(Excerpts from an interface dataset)
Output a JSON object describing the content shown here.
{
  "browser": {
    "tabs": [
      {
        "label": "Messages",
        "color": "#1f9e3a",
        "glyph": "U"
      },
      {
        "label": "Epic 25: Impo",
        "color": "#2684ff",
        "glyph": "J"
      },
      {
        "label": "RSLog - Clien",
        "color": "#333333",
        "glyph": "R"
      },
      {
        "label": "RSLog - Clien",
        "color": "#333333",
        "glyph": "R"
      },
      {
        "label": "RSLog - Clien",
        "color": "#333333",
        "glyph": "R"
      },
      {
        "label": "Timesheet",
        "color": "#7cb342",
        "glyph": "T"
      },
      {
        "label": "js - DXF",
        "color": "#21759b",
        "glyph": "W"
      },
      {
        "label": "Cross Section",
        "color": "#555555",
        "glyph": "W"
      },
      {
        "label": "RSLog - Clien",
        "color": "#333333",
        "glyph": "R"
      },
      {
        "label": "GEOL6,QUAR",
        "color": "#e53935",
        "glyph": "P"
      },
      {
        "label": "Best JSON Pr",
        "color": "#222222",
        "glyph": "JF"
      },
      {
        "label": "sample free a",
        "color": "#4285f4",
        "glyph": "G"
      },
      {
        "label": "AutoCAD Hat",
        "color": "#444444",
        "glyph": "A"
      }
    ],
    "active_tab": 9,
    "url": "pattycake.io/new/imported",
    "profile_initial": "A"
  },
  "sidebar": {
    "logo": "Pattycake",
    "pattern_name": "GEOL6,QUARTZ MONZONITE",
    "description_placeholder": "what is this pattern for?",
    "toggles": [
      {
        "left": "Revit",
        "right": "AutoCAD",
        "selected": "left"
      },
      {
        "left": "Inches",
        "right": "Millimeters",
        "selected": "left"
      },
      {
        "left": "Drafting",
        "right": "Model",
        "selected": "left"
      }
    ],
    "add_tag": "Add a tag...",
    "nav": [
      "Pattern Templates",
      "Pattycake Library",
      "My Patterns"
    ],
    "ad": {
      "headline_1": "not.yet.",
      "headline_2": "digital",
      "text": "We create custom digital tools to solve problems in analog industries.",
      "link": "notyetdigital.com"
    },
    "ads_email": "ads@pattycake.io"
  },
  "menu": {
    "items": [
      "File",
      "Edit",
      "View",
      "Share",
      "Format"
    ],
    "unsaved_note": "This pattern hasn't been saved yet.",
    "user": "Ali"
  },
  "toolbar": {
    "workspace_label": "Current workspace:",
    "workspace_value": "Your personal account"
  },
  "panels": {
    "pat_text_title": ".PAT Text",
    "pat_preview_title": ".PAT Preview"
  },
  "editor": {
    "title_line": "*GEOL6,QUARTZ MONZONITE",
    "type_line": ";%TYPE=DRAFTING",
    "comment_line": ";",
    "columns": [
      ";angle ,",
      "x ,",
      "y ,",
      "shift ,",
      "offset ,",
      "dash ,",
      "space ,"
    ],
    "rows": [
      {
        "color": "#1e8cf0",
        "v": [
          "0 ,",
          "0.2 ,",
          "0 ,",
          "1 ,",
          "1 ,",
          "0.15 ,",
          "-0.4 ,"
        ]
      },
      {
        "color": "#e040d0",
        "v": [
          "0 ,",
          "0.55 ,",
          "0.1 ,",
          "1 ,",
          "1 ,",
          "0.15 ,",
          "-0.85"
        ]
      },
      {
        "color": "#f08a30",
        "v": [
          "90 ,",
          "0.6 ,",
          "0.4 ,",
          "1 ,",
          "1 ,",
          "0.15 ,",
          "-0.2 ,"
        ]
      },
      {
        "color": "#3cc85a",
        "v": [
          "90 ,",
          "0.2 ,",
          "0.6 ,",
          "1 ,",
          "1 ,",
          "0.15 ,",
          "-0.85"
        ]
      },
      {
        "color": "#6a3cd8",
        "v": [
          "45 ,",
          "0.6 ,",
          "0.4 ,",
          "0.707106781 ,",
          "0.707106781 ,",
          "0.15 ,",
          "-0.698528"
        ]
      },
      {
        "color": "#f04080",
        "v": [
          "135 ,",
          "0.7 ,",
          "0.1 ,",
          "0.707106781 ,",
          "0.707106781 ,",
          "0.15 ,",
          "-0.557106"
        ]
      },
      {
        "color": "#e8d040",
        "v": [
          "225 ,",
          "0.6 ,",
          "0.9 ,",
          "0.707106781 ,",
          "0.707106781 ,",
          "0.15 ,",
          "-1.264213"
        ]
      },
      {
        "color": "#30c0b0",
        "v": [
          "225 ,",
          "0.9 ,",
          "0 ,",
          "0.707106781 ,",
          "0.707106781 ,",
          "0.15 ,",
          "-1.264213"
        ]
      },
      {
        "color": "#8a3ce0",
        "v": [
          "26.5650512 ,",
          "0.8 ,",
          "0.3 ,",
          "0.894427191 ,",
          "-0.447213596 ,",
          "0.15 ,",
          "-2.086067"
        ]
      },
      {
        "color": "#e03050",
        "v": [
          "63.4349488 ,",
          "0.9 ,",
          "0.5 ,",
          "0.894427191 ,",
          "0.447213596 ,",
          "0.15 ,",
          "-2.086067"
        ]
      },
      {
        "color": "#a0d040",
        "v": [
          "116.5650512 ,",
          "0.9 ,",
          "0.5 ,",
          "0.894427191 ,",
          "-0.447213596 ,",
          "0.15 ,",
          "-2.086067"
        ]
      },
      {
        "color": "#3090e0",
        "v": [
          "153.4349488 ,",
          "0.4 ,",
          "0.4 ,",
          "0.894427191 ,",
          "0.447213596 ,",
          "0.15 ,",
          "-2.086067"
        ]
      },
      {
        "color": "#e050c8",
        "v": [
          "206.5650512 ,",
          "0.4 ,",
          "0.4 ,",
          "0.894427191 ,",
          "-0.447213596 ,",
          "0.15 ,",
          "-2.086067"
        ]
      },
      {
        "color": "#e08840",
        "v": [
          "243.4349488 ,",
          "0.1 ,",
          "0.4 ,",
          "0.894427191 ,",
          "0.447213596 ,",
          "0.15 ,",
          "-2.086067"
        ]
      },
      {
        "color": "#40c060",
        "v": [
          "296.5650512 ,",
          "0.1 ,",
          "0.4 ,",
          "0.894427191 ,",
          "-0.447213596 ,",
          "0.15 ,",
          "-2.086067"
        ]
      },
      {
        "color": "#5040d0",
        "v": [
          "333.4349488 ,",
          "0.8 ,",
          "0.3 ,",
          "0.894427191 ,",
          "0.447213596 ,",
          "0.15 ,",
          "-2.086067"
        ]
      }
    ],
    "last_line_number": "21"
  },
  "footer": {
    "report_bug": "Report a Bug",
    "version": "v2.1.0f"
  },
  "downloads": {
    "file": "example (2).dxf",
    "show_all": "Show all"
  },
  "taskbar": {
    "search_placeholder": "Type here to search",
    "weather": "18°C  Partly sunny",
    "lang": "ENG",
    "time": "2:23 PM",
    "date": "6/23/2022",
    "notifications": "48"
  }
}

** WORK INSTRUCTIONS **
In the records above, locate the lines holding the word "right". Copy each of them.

** RESPONSE TO THIS TASK **
        "right": "AutoCAD",
        "right": "Millimeters",
        "right": "Model",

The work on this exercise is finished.